**Task prompt**
What is needed is an exact copy of all the records below.

(Data records for software interfaces)
.....

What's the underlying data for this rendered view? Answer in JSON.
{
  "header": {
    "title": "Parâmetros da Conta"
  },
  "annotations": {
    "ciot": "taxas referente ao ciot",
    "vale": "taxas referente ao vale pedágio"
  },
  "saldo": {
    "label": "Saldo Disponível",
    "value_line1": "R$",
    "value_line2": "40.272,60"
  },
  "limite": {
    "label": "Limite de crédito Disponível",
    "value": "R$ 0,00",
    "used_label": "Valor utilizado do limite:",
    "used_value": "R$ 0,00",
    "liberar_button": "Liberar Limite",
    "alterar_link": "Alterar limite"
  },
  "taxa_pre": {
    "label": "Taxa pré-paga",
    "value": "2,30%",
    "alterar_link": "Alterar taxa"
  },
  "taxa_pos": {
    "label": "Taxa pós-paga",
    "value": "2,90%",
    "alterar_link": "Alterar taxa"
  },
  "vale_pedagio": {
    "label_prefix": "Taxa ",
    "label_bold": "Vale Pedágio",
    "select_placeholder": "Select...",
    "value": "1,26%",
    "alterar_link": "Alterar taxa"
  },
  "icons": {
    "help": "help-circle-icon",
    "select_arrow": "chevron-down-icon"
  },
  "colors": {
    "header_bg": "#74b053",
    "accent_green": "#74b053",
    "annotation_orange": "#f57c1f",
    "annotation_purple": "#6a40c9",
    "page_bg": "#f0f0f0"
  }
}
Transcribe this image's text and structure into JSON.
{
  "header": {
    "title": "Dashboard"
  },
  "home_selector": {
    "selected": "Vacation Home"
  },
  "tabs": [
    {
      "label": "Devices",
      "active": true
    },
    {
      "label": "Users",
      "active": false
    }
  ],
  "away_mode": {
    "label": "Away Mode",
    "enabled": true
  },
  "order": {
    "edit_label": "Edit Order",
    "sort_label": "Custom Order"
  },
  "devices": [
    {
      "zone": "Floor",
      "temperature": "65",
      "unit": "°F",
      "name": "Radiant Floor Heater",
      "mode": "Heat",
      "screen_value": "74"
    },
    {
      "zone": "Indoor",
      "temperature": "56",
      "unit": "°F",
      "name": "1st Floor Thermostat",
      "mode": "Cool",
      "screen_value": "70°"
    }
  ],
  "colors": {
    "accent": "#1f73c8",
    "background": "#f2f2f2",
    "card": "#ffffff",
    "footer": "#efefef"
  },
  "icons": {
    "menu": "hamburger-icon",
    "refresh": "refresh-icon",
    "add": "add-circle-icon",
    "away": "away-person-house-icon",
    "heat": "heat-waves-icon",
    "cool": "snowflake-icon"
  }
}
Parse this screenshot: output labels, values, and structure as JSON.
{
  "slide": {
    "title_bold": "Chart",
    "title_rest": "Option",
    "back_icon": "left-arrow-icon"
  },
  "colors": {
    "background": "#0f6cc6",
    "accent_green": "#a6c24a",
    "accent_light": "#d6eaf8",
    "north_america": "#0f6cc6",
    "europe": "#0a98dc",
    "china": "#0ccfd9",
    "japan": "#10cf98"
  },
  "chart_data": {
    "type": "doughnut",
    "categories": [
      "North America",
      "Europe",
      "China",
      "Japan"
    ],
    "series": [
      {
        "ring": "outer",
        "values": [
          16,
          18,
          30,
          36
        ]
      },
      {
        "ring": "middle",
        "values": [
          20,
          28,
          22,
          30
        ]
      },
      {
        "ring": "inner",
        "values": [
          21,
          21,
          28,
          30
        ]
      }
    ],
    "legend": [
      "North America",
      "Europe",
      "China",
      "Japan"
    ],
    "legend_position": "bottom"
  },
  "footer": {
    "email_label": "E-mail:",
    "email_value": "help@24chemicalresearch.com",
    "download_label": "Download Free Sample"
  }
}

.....

**Task answer**
What's the underlying data for this rendered view? Answer in JSON.
{
  "header": {
    "title": "Parâmetros da Conta"
  },
  "annotations": {
    "ciot": "taxas referente ao ciot",
    "vale": "taxas referente ao vale pedágio"
  },
  "saldo": {
    "label": "Saldo Disponível",
    "value_line1": "R$",
    "value_line2": "40.272,60"
  },
  "limite": {
    "label": "Limite de crédito Disponível",
    "value": "R$ 0,00",
    "used_label": "Valor utilizado do limite:",
    "used_value": "R$ 0,00",
    "liberar_button": "Liberar Limite",
    "alterar_link": "Alterar limite"
  },
  "taxa_pre": {
    "label": "Taxa pré-paga",
    "value": "2,30%",
    "alterar_link": "Alterar taxa"
  },
  "taxa_pos": {
    "label": "Taxa pós-paga",
    "value": "2,90%",
    "alterar_link": "Alterar taxa"
  },
  "vale_pedagio": {
    "label_prefix": "Taxa ",
    "label_bold": "Vale Pedágio",
    "select_placeholder": "Select...",
    "value": "1,26%",
    "alterar_link": "Alterar taxa"
  },
  "icons": {
    "help": "help-circle-icon",
    "select_arrow": "chevron-down-icon"
  },
  "colors": {
    "header_bg": "#74b053",
    "accent_green": "#74b053",
    "annotation_orange": "#f57c1f",
    "annotation_purple": "#6a40c9",
    "page_bg": "#f0f0f0"
  }
}
Transcribe this image's text and structure into JSON.
{
  "header": {
    "title": "Dashboard"
  },
  "home_selector": {
    "selected": "Vacation Home"
  },
  "tabs": [
    {
      "label": "Devices",
      "active": true
    },
    {
      "label": "Users",
      "active": false
    }
  ],
  "away_mode": {
    "label": "Away Mode",
    "enabled": true
  },
  "order": {
    "edit_label": "Edit Order",
    "sort_label": "Custom Order"
  },
  "devices": [
    {
      "zone": "Floor",
      "temperature": "65",
      "unit": "°F",
      "name": "Radiant Floor Heater",
      "mode": "Heat",
      "screen_value": "74"
    },
    {
      "zone": "Indoor",
      "temperature": "56",
      "unit": "°F",
      "name": "1st Floor Thermostat",
      "mode": "Cool",
      "screen_value": "70°"
    }
  ],
  "colors": {
    "accent": "#1f73c8",
    "background": "#f2f2f2",
    "card": "#ffffff",
    "footer": "#efefef"
  },
  "icons": {
    "menu": "hamburger-icon",
    "refresh": "refresh-icon",
    "add": "add-circle-icon",
    "away": "away-person-house-icon",
    "heat": "heat-waves-icon",
    "cool": "snowflake-icon"
  }
}
Parse this screenshot: output labels, values, and structure as JSON.
{
  "slide": {
    "title_bold": "Chart",
    "title_rest": "Option",
    "back_icon": "left-arrow-icon"
  },
  "colors": {
    "background": "#0f6cc6",
    "accent_green": "#a6c24a",
    "accent_light": "#d6eaf8",
    "north_america": "#0f6cc6",
    "europe": "#0a98dc",
    "china": "#0ccfd9",
    "japan": "#10cf98"
  },
  "chart_data": {
    "type": "doughnut",
    "categories": [
      "North America",
      "Europe",
      "China",
      "Japan"
    ],
    "series": [
      {
        "ring": "outer",
        "values": [
          16,
          18,
          30,
          36
        ]
      },
      {
        "ring": "middle",
        "values": [
          20,
          28,
          22,
          30
        ]
      },
      {
        "ring": "inner",
        "values": [
          21,
          21,
          28,
          30
        ]
      }
    ],
    "legend": [
      "North America",
      "Europe",
      "China",
      "Japan"
    ],
    "legend_position": "bottom"
  },
  "footer": {
    "email_label": "E-mail:",
    "email_value": "help@24chemicalresearch.com",
    "download_label": "Download Free Sample"
  }
}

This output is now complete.